"I can be a different person"
If it were just an escape that moms were looking for, however, they could flip on the TV or pick up a book. But according to a recent Babytalk.com poll, more than double the amount of moms choose the computer over books or the boob tube during their babies' naps, showing that they're looking for something more than an escape: connection, yes, but also a way to express themselves.
After giving birth, says Moore, many women feel like they've given up their identity to the all-consuming role of "mother." "It's another sense of loss common in new moms," she says. Flirting with ex-boyfriends on Facebook or buying a handbag online may remind us of the people we used to be -- the working woman, the woman who had time for art projects, the woman who wore skirts and lipstick. "I'm just a mother in real life, but online, I can be a whole person," says Ashley Bryan, a mom of 2-year-old twins from Las Vegas, of her four-hour-a-day online habit.
On virtual-living sites like Second Life, where users create avatars, moms can become anyone from a leather-wearing motorcycle chick to a college cheerleader.

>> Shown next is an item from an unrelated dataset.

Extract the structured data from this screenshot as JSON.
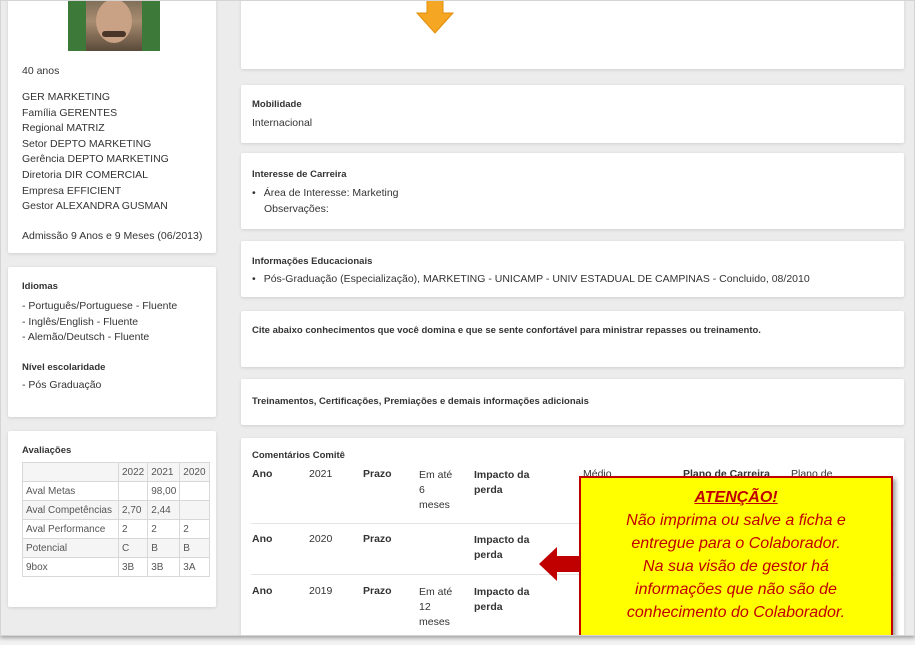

In moderation, trying on different personas can be healthy, assures Moore. It becomes problematic when the online identity becomes so appealing that you neglect your real-life role. "My husband feels like I don't spend enough time with him," says Bryan. "He says that every time he's home and can watch the girls, I dash online."
"I have so much to do!"
Online, you can pay bills, order diapers, upload photos, and look up possible causes of your kid's constipation. In fact, you can almost accomplish too much online. "Ticking items off a to-do list is intoxicating when you feel like you don't have much control over other parts of your life," says Parker (and what's more uncontrollable than life with a newborn?). Diane Anderson, mom of a 7-month-old in Memphis, knows the feeling. "I started following coupon sites and became so engrossed in finding deals that I neglected the important things, like time with my son, for a while."
After the Internet, real life can seem, well, unproductive. "When I play with my boys, I feel like I should be getting something done," says one mom of 18-month-old twins in New York City. "I almost get antsy just hanging out with them, and I take regular breaks to check my e-mail, respond to a Facebook friend request, or order photos from Snapfish. I'm addicted to online errands."